Darling of the Jazz Age, the globe-trotting diplomat and acclaimed writer Paul Morand and his literary and political careers underwent a radical shift following his collaboration with the Vichy government during the Occupation of France. Abandoning the terse, glittering portraits of the contemporary era that had garnered him early fame, he turned to the past and to historical fiction, biography and autobiography. Paul Morand: The Politics and Practice of Writing in Post-War France, the first full-length study of Morand in English and the first ever of his post-war works, traces Morand’s politically charged explorations of history as he obsessively rewrites the Occupation in historical guise.
From Napoleonic Spain to the court of Louis XIV, nineteenth-century California, Revolutionary France and Venice across the ages, Morand probes the limits of historiography and genre as he constructs a curiously Benjaminian model of redemption for his collaborationist heroes.
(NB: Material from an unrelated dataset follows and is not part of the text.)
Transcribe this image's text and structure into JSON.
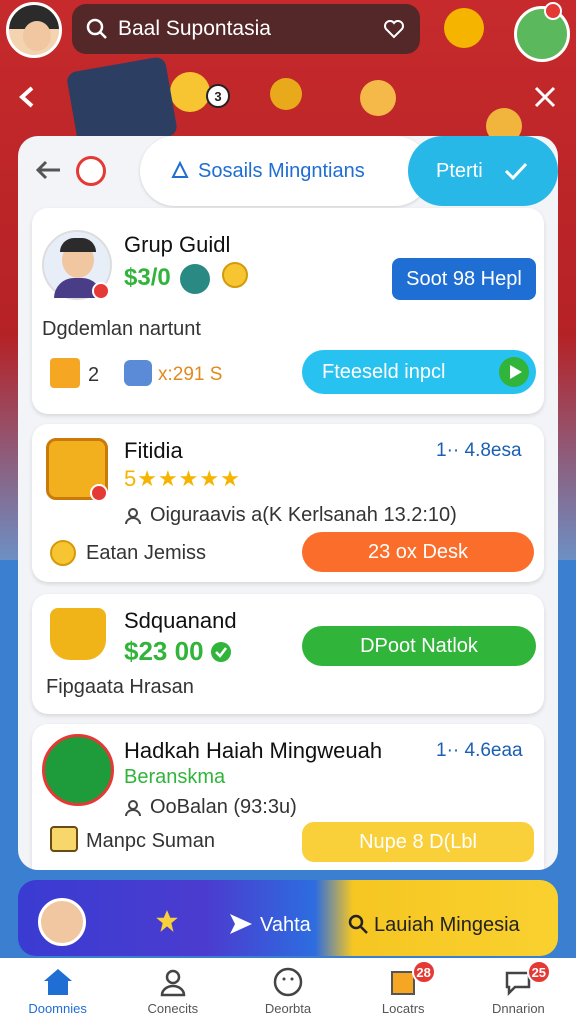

This book analyses Morand’s post-war project, placing it within the highly-politicized context of writing during the de Gaullian era.
Many issues are at stake in Morand’s late oeuvre, from the genres of historical fiction, biography and autobiography, to the very act of historicization itself in the context of the post-war era. Morand’s handling of these issues suggests that literature furnishes perhaps the best space within which the complex and highly political question of our ties to the past may be most tellingly examined.